Records for the exercise —
Start of Block
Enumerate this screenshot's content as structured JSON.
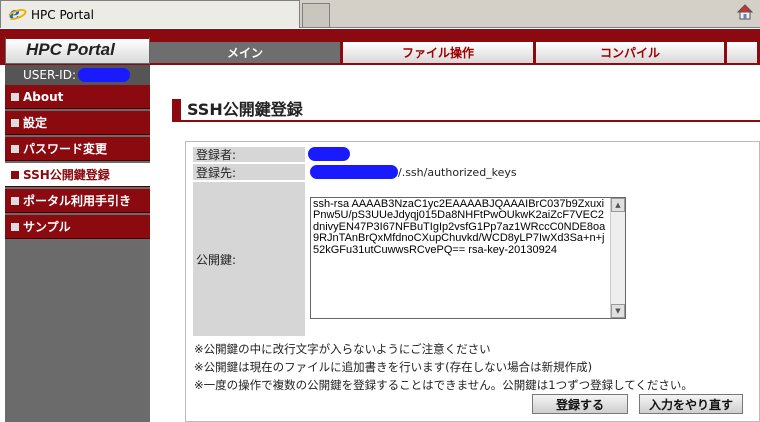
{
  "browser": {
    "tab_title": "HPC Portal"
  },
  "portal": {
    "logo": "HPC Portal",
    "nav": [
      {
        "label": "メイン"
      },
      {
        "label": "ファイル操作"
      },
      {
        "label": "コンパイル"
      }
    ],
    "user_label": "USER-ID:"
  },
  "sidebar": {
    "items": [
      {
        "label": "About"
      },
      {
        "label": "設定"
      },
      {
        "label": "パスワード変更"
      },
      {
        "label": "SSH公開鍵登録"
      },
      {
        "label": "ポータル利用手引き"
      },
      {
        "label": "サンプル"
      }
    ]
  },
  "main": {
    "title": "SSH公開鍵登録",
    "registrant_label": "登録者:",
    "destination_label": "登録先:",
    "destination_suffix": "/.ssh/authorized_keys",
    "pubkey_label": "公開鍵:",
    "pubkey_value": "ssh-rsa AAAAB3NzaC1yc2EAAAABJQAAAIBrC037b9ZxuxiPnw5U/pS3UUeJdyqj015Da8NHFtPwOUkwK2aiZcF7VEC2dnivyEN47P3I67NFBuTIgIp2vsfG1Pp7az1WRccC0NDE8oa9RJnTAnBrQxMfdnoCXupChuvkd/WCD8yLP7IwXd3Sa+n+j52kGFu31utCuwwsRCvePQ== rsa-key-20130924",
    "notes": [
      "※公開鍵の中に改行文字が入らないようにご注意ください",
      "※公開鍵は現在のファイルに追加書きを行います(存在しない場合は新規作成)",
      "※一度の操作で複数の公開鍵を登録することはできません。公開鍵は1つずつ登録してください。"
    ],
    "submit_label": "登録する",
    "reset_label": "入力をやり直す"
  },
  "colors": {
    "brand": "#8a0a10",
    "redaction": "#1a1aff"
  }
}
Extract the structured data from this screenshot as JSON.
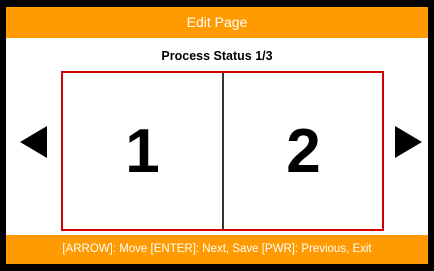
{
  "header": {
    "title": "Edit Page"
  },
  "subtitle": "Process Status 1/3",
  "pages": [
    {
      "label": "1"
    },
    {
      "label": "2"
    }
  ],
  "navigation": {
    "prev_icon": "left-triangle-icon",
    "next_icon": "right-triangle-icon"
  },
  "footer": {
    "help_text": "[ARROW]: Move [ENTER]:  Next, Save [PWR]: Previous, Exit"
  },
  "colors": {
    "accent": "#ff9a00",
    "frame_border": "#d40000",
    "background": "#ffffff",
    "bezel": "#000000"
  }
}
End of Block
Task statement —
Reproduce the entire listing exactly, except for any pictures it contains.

Result of the exercise —
Enumerate this screenshot's content as structured JSON.
{
  "browser": {
    "tab_title": "HPC Portal"
  },
  "portal": {
    "logo": "HPC Portal",
    "nav": [
      {
        "label": "メイン"
      },
      {
        "label": "ファイル操作"
      },
      {
        "label": "コンパイル"
      }
    ],
    "user_label": "USER-ID:"
  },
  "sidebar": {
    "items": [
      {
        "label": "About"
      },
      {
        "label": "設定"
      },
      {
        "label": "パスワード変更"
      },
      {
        "label": "SSH公開鍵登録"
      },
      {
        "label": "ポータル利用手引き"
      },
      {
        "label": "サンプル"
      }
    ]
  },
  "main": {
    "title": "SSH公開鍵登録",
    "registrant_label": "登録者:",
    "destination_label": "登録先:",
    "destination_suffix": "/.ssh/authorized_keys",
    "pubkey_label": "公開鍵:",
    "pubkey_value": "ssh-rsa AAAAB3NzaC1yc2EAAAABJQAAAIBrC037b9ZxuxiPnw5U/pS3UUeJdyqj015Da8NHFtPwOUkwK2aiZcF7VEC2dnivyEN47P3I67NFBuTIgIp2vsfG1Pp7az1WRccC0NDE8oa9RJnTAnBrQxMfdnoCXupChuvkd/WCD8yLP7IwXd3Sa+n+j52kGFu31utCuwwsRCvePQ== rsa-key-20130924",
    "notes": [
      "※公開鍵の中に改行文字が入らないようにご注意ください",
      "※公開鍵は現在のファイルに追加書きを行います(存在しない場合は新規作成)",
      "※一度の操作で複数の公開鍵を登録することはできません。公開鍵は1つずつ登録してください。"
    ],
    "submit_label": "登録する",
    "reset_label": "入力をやり直す"
  },
  "colors": {
    "brand": "#8a0a10",
    "redaction": "#1a1aff"
  }
}
Extract the structured data from this screenshot as JSON.
{
  "header": {
    "title": "Edit Page"
  },
  "subtitle": "Process Status 1/3",
  "pages": [
    {
      "label": "1"
    },
    {
      "label": "2"
    }
  ],
  "navigation": {
    "prev_icon": "left-triangle-icon",
    "next_icon": "right-triangle-icon"
  },
  "footer": {
    "help_text": "[ARROW]: Move [ENTER]:  Next, Save [PWR]: Previous, Exit"
  },
  "colors": {
    "accent": "#ff9a00",
    "frame_border": "#d40000",
    "background": "#ffffff",
    "bezel": "#000000"
  }
}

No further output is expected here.